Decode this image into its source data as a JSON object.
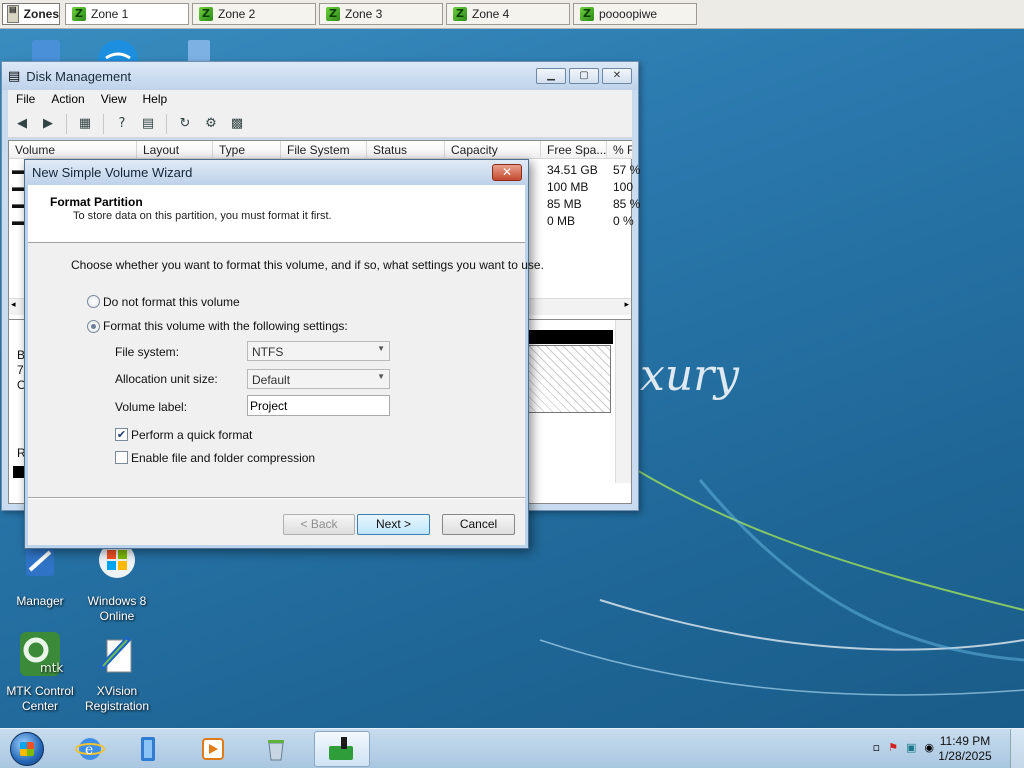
{
  "zones_bar": {
    "menu_label": "Zones",
    "tabs": [
      "Zone 1",
      "Zone 2",
      "Zone 3",
      "Zone 4",
      "poooopiwe"
    ]
  },
  "desktop": {
    "brand_text": "xury",
    "icons": [
      {
        "label": "Manager"
      },
      {
        "label": "Windows 8 Online"
      },
      {
        "label": "MTK Control Center"
      },
      {
        "label": "XVision Registration"
      }
    ],
    "left_edge_glyphs": [
      "B",
      "7(",
      "O",
      "R"
    ]
  },
  "disk_management": {
    "title": "Disk Management",
    "menu": [
      "File",
      "Action",
      "View",
      "Help"
    ],
    "columns": [
      "Volume",
      "Layout",
      "Type",
      "File System",
      "Status",
      "Capacity",
      "Free Spa...",
      "% Fr"
    ],
    "free_space": [
      "34.51 GB",
      "100 MB",
      "85 MB",
      "0 MB"
    ],
    "percent_free": [
      "57 %",
      "100",
      "85 %",
      "0 %"
    ]
  },
  "wizard": {
    "title": "New Simple Volume Wizard",
    "close_glyph": "✕",
    "header_title": "Format Partition",
    "header_subtitle": "To store data on this partition, you must format it first.",
    "instruction": "Choose whether you want to format this volume, and if so, what settings you want to use.",
    "radio_no_format": "Do not format this volume",
    "radio_format": "Format this volume with the following settings:",
    "file_system_label": "File system:",
    "file_system_value": "NTFS",
    "alloc_label": "Allocation unit size:",
    "alloc_value": "Default",
    "volume_label_label": "Volume label:",
    "volume_label_value": "Project",
    "quick_format_label": "Perform a quick format",
    "quick_format_checked": true,
    "compression_label": "Enable file and folder compression",
    "compression_checked": false,
    "back_label": "< Back",
    "next_label": "Next >",
    "cancel_label": "Cancel"
  },
  "taskbar": {
    "clock_time": "11:49 PM",
    "clock_date": "1/28/2025"
  }
}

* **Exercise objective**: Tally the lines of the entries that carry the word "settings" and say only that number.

* **Solution to this task**: 2